If you have an existing business or just starting one, it is important to understand and comply with the tax laws that affect your business. By recognizing the significance of these issues, small construction business owners can properly file their tax returns and avoid costly problems. Today we’ll discuss the accounting method issues.
Accounting Method Issues
You might be wondering what constitute accounting methods? Accounting methods are basically the set of rules use to determine when and how income and expenses are reported. It includes not only the overall method but also the accounting treatment of any material item.
Examples of accounting methods are cash receipts and disbursements, accrual, and combinations of both methods. Whichever method is elected, it must clearly reflect income. If your business operates as a C corporation with gross receipts in excess of $5 million, you generally are required to use an accrual method of accounting. If an inventory method is required because merchandise (or materials) is an income producing factor in the business, generally, an accrual method must be used for purchases and sales.
An exception to the requirements to use an accrual method is allowed for most small businesses with “average annual gross receipts” of $10 million or less. Instead the cash method of accounting is permitted. A business whose principal activity is mining, manufacturing, wholesale trade, retail trade or information industries will generally be ineligible to use this exception.

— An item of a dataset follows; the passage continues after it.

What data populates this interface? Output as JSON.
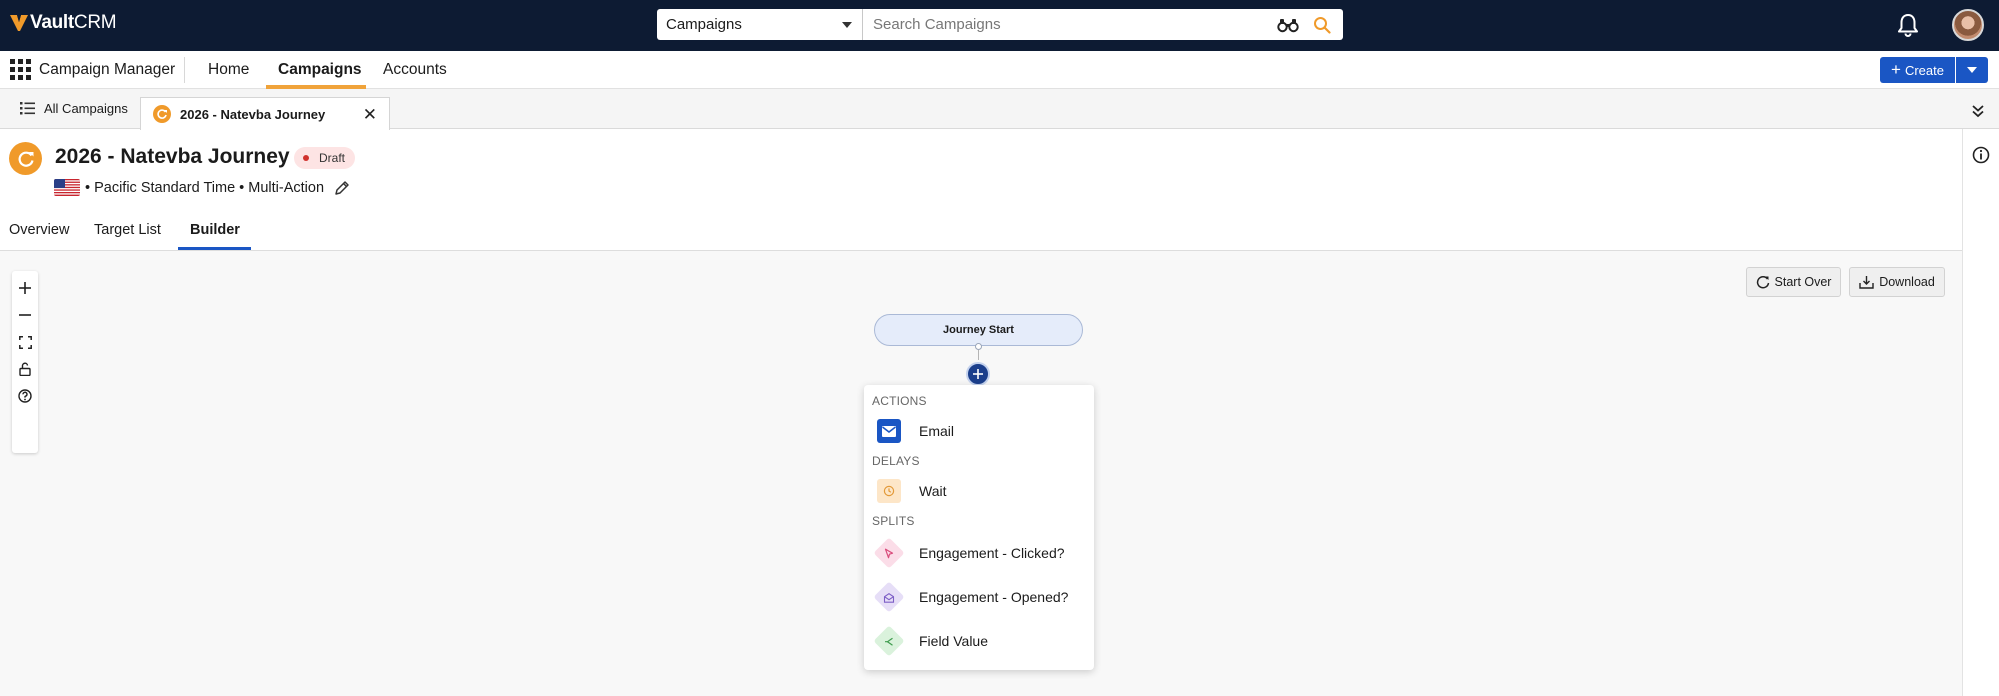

The accounting of inventory items is simplified by revenue procedure allowing their cost to be deducted in the year the merchandise is sold or paid for, whichever is later. Generally, the percentage of completion method is required for long term contracts. A long-term contract is one that is still in process at the end of your taxable year. For example, if work on a contract to construct a building begins in September 2010, and ends in January 2011, and the contractor used the calendar tax year, the contract is a long-term contract.
Home construction contracts are not subject to the percentage-of-completion method. In addition, general construction contracts are not subject to the percentage of completion method if certain completion time and gross receipts tests are satisfied. For all these exempt construction contracts, a taxpayer may use an “exempt contract” method, which includes the percentage of completion method, the exempt-contract percentage-of-completion method, the completed contract method, or any other permissible method.
Whether a method is permissible depends on a number of factors, such as the type of business entity, business activity, level of gross receipts, and existence or absence or merchandise as an income-producing factors in the business.
User | 10/10/2017